Michael John Moorcock (born 18 December 1939) is an English writer, primarily of science fiction and fantasy, who has also published literary novels. He is best known for his novels about the character Elric of Melniboné, a seminal influence on the field of fantasy in the 1960s and 1970s.

Michael Moorcock was born in London in 1939 and the landscape of London, particularly the area of Notting Hill Gate and Ladbroke Grove, is an important influence in some of his fiction (cf. the Cornelius novels). He began writing whilst he was still at school, contributing to a magazine he entitled Outlaw's Own from 1950 on.

Wednesday, 5 July 2017

Creating Characters Checklist

I’m about to start the big rewrite of my science fiction novel Secrets, following the big edit, and I’ve been looking through my computer files for good advice.

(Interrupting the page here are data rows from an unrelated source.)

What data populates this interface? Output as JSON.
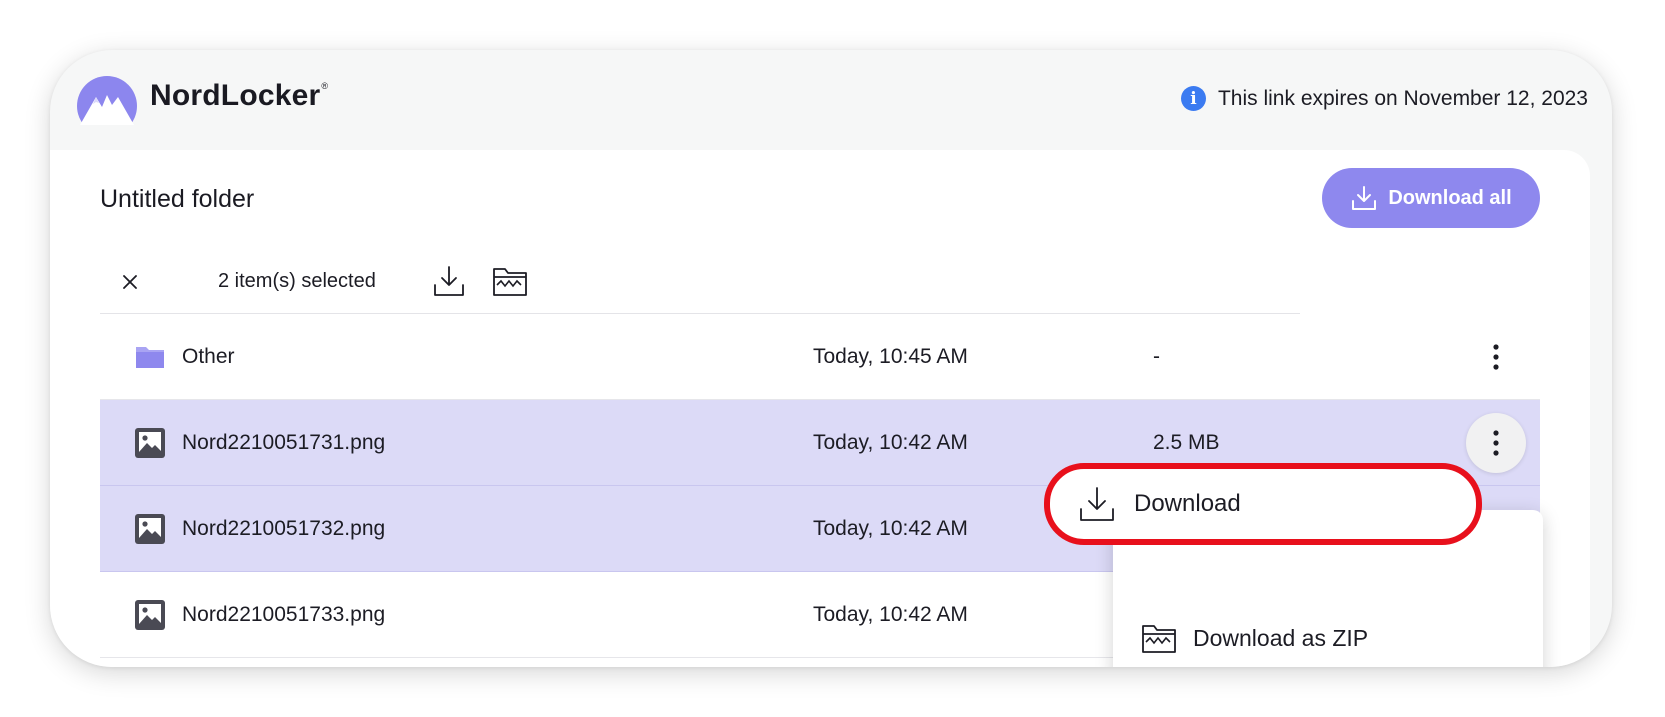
{
  "app": {
    "name": "NordLocker",
    "trademark": "®",
    "expiry_notice": "This link expires on November 12, 2023"
  },
  "folder": {
    "title": "Untitled folder",
    "download_all_label": "Download all"
  },
  "selection": {
    "count_label": "2 item(s) selected"
  },
  "files": [
    {
      "name": "Other",
      "type": "folder",
      "date": "Today, 10:45 AM",
      "size": "-",
      "selected": false
    },
    {
      "name": "Nord2210051731.png",
      "type": "image",
      "date": "Today, 10:42 AM",
      "size": "2.5 MB",
      "selected": true
    },
    {
      "name": "Nord2210051732.png",
      "type": "image",
      "date": "Today, 10:42 AM",
      "size": "",
      "selected": true
    },
    {
      "name": "Nord2210051733.png",
      "type": "image",
      "date": "Today, 10:42 AM",
      "size": "",
      "selected": false
    }
  ],
  "context_menu": {
    "download_label": "Download",
    "download_zip_label": "Download as ZIP"
  },
  "colors": {
    "accent": "#8e88ee",
    "selected_row": "#dcdaf7",
    "highlight_ring": "#e8101c",
    "info": "#3b7bf1"
  }
}
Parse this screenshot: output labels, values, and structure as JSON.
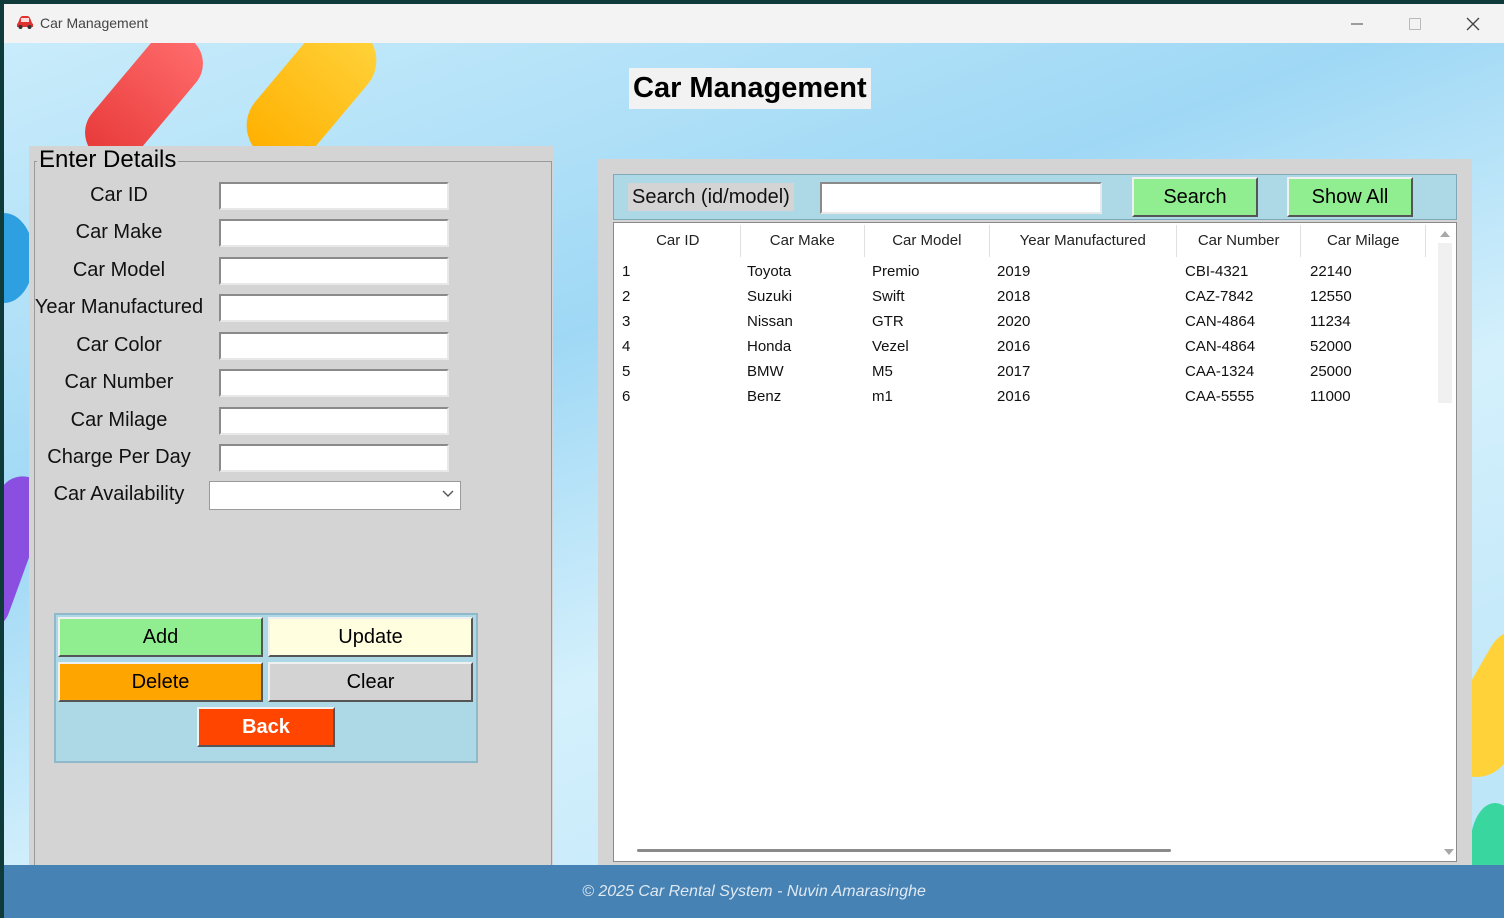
{
  "window": {
    "title": "Car Management",
    "icon": "car-icon"
  },
  "heading": "Car Management",
  "form": {
    "legend": "Enter Details",
    "fields": [
      {
        "label": "Car ID",
        "value": ""
      },
      {
        "label": "Car Make",
        "value": ""
      },
      {
        "label": "Car Model",
        "value": ""
      },
      {
        "label": "Year Manufactured",
        "value": ""
      },
      {
        "label": "Car Color",
        "value": ""
      },
      {
        "label": "Car Number",
        "value": ""
      },
      {
        "label": "Car Milage",
        "value": ""
      },
      {
        "label": "Charge Per Day",
        "value": ""
      }
    ],
    "availability": {
      "label": "Car Availability",
      "value": ""
    }
  },
  "buttons": {
    "add": "Add",
    "update": "Update",
    "delete": "Delete",
    "clear": "Clear",
    "back": "Back"
  },
  "search": {
    "label": "Search (id/model)",
    "value": "",
    "search_button": "Search",
    "show_all_button": "Show All"
  },
  "table": {
    "columns": [
      "Car ID",
      "Car Make",
      "Car Model",
      "Year Manufactured",
      "Car Number",
      "Car Milage"
    ],
    "rows": [
      [
        "1",
        "Toyota",
        "Premio",
        "2019",
        "CBI-4321",
        "22140"
      ],
      [
        "2",
        "Suzuki",
        "Swift",
        "2018",
        "CAZ-7842",
        "12550"
      ],
      [
        "3",
        "Nissan",
        "GTR",
        "2020",
        "CAN-4864",
        "11234"
      ],
      [
        "4",
        "Honda",
        "Vezel",
        "2016",
        "CAN-4864",
        "52000"
      ],
      [
        "5",
        "BMW",
        "M5",
        "2017",
        "CAA-1324",
        "25000"
      ],
      [
        "6",
        "Benz",
        "m1",
        "2016",
        "CAA-5555",
        "11000"
      ]
    ]
  },
  "footer": "© 2025 Car Rental System - Nuvin Amarasinghe",
  "colors": {
    "add": "#90ee90",
    "update": "#ffffe0",
    "delete": "#ffa500",
    "clear": "#d3d3d3",
    "back": "#ff4500",
    "button_panel": "#add8e6",
    "footer": "#4682b4",
    "panel": "#d4d4d4"
  }
}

If your characters aren’t believable, if they don’t feel like living breathing human beings, if their actions don’t ring true, your novel won’t work. Their physical appearance is often the first thing we think about, but may be the least important thing. You need to concentrate much more on their thoughts and mannerisms. I don’t know where I got this from, it may be notes from a book, but it’s worth sharing.

Saturday, 1 July 2017

J G Ballard (1930-2009) the Seer of Shepperton

James Graham "J. G." Ballard (15 November 1930 – 19 April 2009) was an English novelist, short story writer, and essayist. Born in an international settlement in Shanghai to British parents before his family emigrated to the UK, Ballard began writing in the 1950s, becoming associated with the New Wave of science fiction with post-apocalyptic novels such as The Wind from Nowhere (1961) and The Drowned World (1962).

In the late 1960s, Ballard produced a variety of experimental short stories (or "condensed novels"), such as those collected in the controversial The Atrocity Exhibition (1970). In the mid 1970s, Ballard published several novels, among them the highly controversial Crash (1973), a story about symphorophilia and car crash fetishism, and High-Rise (1975), a depiction of a luxury apartment building's descent into violent chaos.